Julian A. Latham, Louis C. Latham and Nehemiah H. Whitehurst

(Washington County)

Featured Character – 1864 Confederate Decline

Julian A. Latham with Louis C. Latham and Nehemiah J. Whitehurst

Second Lieutenant Julian A. Latham, Captain Louis C. Latham, First Lieutenant Nehemiah H. Whitehurst

Courtesy of the Washington County Historical Society

Born in 1843, Julian Augustus Latham was the son of Washington County politician Charles Latham.  A student at the University of North Carolina, Latham left college to enlist in his brother’s “Washington Volunteers,” which entered Confederate service as Company G of the First North Carolina Infantry. He was wounded at Chancellorsville, Virginia, on May 3, 1863, but when he returned to active duty, he was subsequently promoted to 1st lieutenant in December of that year. However, on May 10, 1864, Latham was captured at Spotsylvania Court House in Virginia and taken to the prison at Fort Delaware. Three months later, Latham was transferred to Hilton Head, South Carolina and again to Fort Pulaski, Georgia in October, back to Hilton Head, and finally back to Fort Delaware in March 1865. He took the Oath of Allegiance and was released on June 16, 1865.  Instead of returning to college, Latham became a fisherman.  He died in 1880.  In 1911, the University of North Carolina gave Latham a posthumous Bachelor of Arts degree.

Born on September 11, 1840, Louis Charles Latham was the son of Washington County politician Charles Latham.  He graduated from the University of North Carolina in 1859, and then attended Harvard Law School.  Although his father firmly believed in the Union, Louis C. Latham raised the “Washington Volunteers,” which became Company G, 1st North Carolina Infantry.  Wounded at the Battle of Antietam, Maryland, Latham became the regiment’s major on December 14, 1863.  Shot in the left side at the Wilderness, Virginia, in 1864, he spent several months convalescing.  In the fall of 1864, Washington County voters elected Latham as their state representative.  Taking leave from the army, he worked the halls of the state capitol for two months.  However, he returned to the army in time to surrender at Appomattox with Robert E. Lee.  Returning home, Latham finished his law studies and opened a practice in Plymouth.  In 1870, he served one term in the state senate as a Democrat.  In 1880, Latham ran for Congress.  Elected as a Democrat, he failed to win his party’s nomination in 1882.  In 1886 he won another term, but lost his reelection bid to Republican Walter Freshwater Pool of Elizabeth City.  After his defeat, Latham moved his law practice to Greenville, North Carolina.  He died there on October 16, 1895.
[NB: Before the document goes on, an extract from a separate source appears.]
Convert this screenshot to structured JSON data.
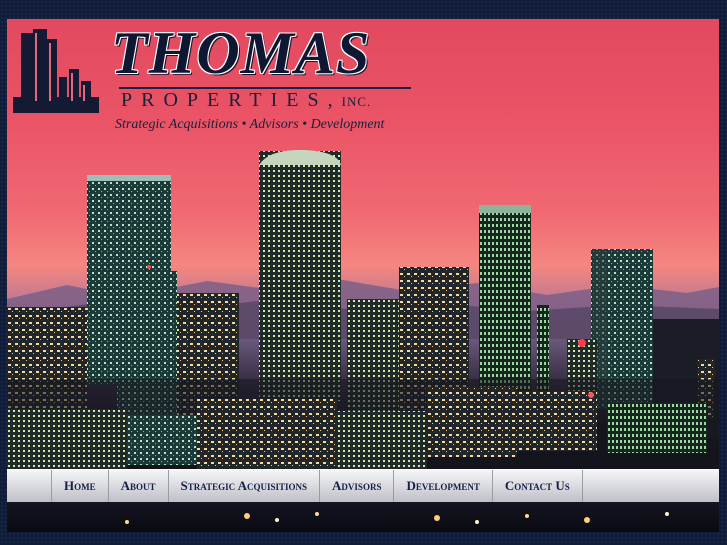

Born in Virginia in 1825, Nehemiah J. Whitehurst worked as a carpenter in Norfolk and Portsmouth, Virginia.  In August 1860, he won the contract to build Grace Episcopal Church in Plymouth, North Carolina.  Whitehurst and his crew erected the building’s shell before war broke out, but a lack of materials hampered final construction.  After the state’s secession, Whitehurst joined Louis C. Latham’s “Washington Volunteers,” later Company G, 1st North Carolina Infantry.  Appointed first lieutenant, he served with the unit in Virginia.  After Latham became the regimental major in December 1863, Confederate officials promoted Whitehurst to captain.  At the Battle of Spotsylvania Courthouse, Virginia, Union forces captured him.  Sent to Fort Delaware, Whitehurst spent the rest of the war as a prisoner of war.  After taking the Oath of Allegiance on June 16, 1865, Federal authorities released him.  Whitehurst returned to Plymouth, married a local woman, and continued to work as a carpenter.